BMW 8 Series was once the pinnacle of the BMW brand and to this date, it remains one of the most exclusive bimmers you can see on the road. Today, we came across a 1995 BMW 850 CSI which was listed for sale on eBay. At the time of publishing – around midnight EST – the bidding was around $39,000.
The ad says that this 1995 BMW 850CSI has 73,000 miles on the odometer and it is car number 220 out of 225 ever made for US market. The MSRP back in 1995 was $104,650, so it is still amazing to see that prices on those classics hold up better than some of the latest and greatest BMWs. Over the years, the owner says that he spent over $42,000 on servicing the vehicle, but he doesn’t go into details.
So the question: what’s an 8 Series worth to you?
But before you answer that, here are some known facts about the BMW 8 Series.
The E31 8 Series began life in the mid-1980s as a vehicle not to succeed the E24 6 Series but more to surpass it as a more expensive, faster, technology-laden vehicle, namely BMW’s future flagship model. With this newer, larger coupe, BMW intended to take direct aim at the tankish Mercedes Benz S-class coupes of the day and they only knew how to do that through sheer horsepower, displacement and, of course, as we left the Wallstreet Era of the 1980′s – price.
Debuting in September of 1989 at the International Autoshow in Frankfurt, the E31 850i came in at a price of roughly $100,000 USD, immediately making it one of the most expensive BMW ‘s ever produced at that point in time. Keeping in mind that was in 1989 – today $100,000 can net you a fully-loaded M5 or well-specced Porsche 911, but I digress.

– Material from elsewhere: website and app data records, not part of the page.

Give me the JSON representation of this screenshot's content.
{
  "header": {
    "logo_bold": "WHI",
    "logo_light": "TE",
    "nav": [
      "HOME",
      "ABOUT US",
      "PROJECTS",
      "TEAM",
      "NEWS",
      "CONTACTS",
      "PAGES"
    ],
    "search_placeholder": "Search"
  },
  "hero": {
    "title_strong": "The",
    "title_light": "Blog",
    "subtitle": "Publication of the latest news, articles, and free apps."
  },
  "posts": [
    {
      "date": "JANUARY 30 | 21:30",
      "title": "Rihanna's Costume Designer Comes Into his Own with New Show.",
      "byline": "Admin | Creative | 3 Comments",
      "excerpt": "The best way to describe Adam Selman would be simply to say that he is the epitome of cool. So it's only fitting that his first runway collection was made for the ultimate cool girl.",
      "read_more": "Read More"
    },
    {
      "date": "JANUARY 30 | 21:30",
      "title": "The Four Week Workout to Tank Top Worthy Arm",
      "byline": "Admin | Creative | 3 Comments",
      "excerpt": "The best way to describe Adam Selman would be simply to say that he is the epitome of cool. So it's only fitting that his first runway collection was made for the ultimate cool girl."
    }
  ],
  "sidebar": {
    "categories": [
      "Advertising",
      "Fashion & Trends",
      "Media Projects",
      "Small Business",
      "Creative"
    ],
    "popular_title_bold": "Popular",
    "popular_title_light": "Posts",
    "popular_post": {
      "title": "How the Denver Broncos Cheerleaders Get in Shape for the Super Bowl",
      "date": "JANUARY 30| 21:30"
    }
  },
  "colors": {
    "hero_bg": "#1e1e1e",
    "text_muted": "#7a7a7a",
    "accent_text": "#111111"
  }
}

The 850i came equipped with the 5.0 liter M70 V12 mated to either a 4-speed auto box or a 6-speed manual putting out approximately 300HP – so it was definitely quick despite it’s curb weight of just over 4,000 pounds.

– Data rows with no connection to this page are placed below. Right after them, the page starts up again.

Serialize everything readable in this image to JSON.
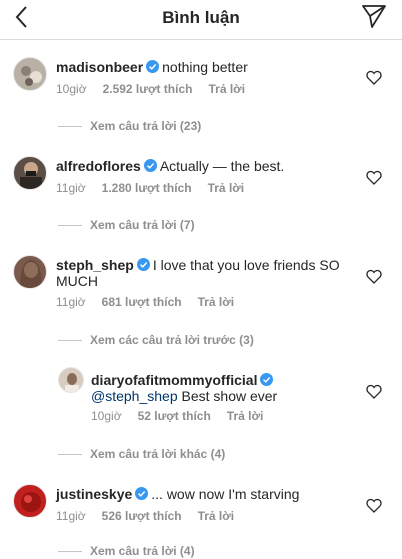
{
  "header": {
    "title": "Bình luận"
  },
  "comments": [
    {
      "username": "madisonbeer",
      "text": "nothing better",
      "time": "10giờ",
      "likes": "2.592 lượt thích",
      "reply": "Trả lời",
      "replies_link": "Xem câu trả lời (23)",
      "avatar_color": "#b9b0a6"
    },
    {
      "username": "alfredoflores",
      "text": "Actually — the best.",
      "time": "11giờ",
      "likes": "1.280 lượt thích",
      "reply": "Trả lời",
      "replies_link": "Xem câu trả lời (7)",
      "avatar_color": "#5a4e47"
    },
    {
      "username": "steph_shep",
      "text": "I love that you love friends SO MUCH",
      "time": "11giờ",
      "likes": "681 lượt thích",
      "reply": "Trả lời",
      "replies_link": "Xem các câu trả lời trước (3)",
      "avatar_color": "#7a5a4c"
    },
    {
      "username": "diaryofafitmommyofficial",
      "mention": "@steph_shep",
      "text": "Best show ever",
      "time": "10giờ",
      "likes": "52 lượt thích",
      "reply": "Trả lời",
      "replies_link": "Xem câu trả lời khác (4)",
      "avatar_color": "#d8cbc0"
    },
    {
      "username": "justineskye",
      "text": "... wow now I'm starving",
      "time": "11giờ",
      "likes": "526 lượt thích",
      "reply": "Trả lời",
      "replies_link": "Xem câu trả lời (4)",
      "avatar_color": "#c0201e"
    }
  ],
  "colors": {
    "verified": "#3897f0",
    "text": "#262626",
    "meta": "#8e8e8e",
    "divider": "#dbdbdb"
  }
}
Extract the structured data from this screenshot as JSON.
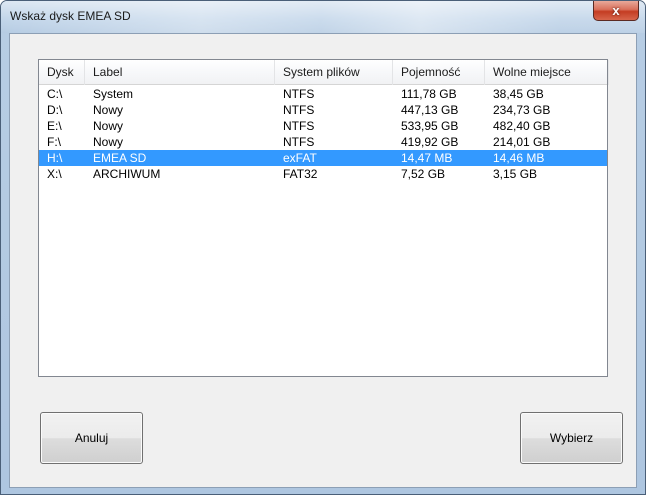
{
  "window": {
    "title": "Wskaż dysk EMEA SD",
    "close_label": "x"
  },
  "drive_list": {
    "columns": [
      "Dysk",
      "Label",
      "System plików",
      "Pojemność",
      "Wolne miejsce"
    ],
    "rows": [
      {
        "drive": "C:\\",
        "label": "System",
        "filesystem": "NTFS",
        "capacity": "111,78 GB",
        "free": "38,45 GB",
        "selected": false
      },
      {
        "drive": "D:\\",
        "label": "Nowy",
        "filesystem": "NTFS",
        "capacity": "447,13 GB",
        "free": "234,73 GB",
        "selected": false
      },
      {
        "drive": "E:\\",
        "label": "Nowy",
        "filesystem": "NTFS",
        "capacity": "533,95 GB",
        "free": "482,40 GB",
        "selected": false
      },
      {
        "drive": "F:\\",
        "label": "Nowy",
        "filesystem": "NTFS",
        "capacity": "419,92 GB",
        "free": "214,01 GB",
        "selected": false
      },
      {
        "drive": "H:\\",
        "label": "EMEA SD",
        "filesystem": "exFAT",
        "capacity": "14,47 MB",
        "free": "14,46 MB",
        "selected": true
      },
      {
        "drive": "X:\\",
        "label": "ARCHIWUM",
        "filesystem": "FAT32",
        "capacity": "7,52 GB",
        "free": "3,15 GB",
        "selected": false
      }
    ],
    "selection_color": "#3399ff"
  },
  "buttons": {
    "cancel_label": "Anuluj",
    "choose_label": "Wybierz"
  }
}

In terms of the new technologies introduced on the 8 Series, the car was equipped with everything. Electric sunroof, power memory seats, onboard data computers, but most importantly, especially in terms of today’s technologies, European models of the top-tier E31- the 850CSi version(don’t worry I’m getting to that next) came with an interesting little performance feature known as Active Rear-Axle Kinematics(AHK). AHK was a system that provided hydraulically assisted steering to the rear wheels as a means of better handling for a car sporting the kind of girth the E31′s possessed. What’s interesting is that this was a one-of-a-kind system in the days of the early to mid-1990′s and now; after a 14-year absence, we see the reintroduction of a very similar system through the new F01 7 Series’ Integral Active Steering system that also allows active control of the steering angle of the rear wheels.
While most of the technologies, aside from AHK, were standard on the 8 Series, buyers did have a variety of engines, namely the M70 V12 along with a 4.0 liter V8 option from the M62 block. BMW toyed with the idea of an 830i with a 3.0 liter engine but the prototypes were scuttled before ever reaching production. However, despite overall poor sales in the United States – mostly due to pricing and fuel costs, the 850i was handed off to M Division and they got to work on what would become the 850CSi.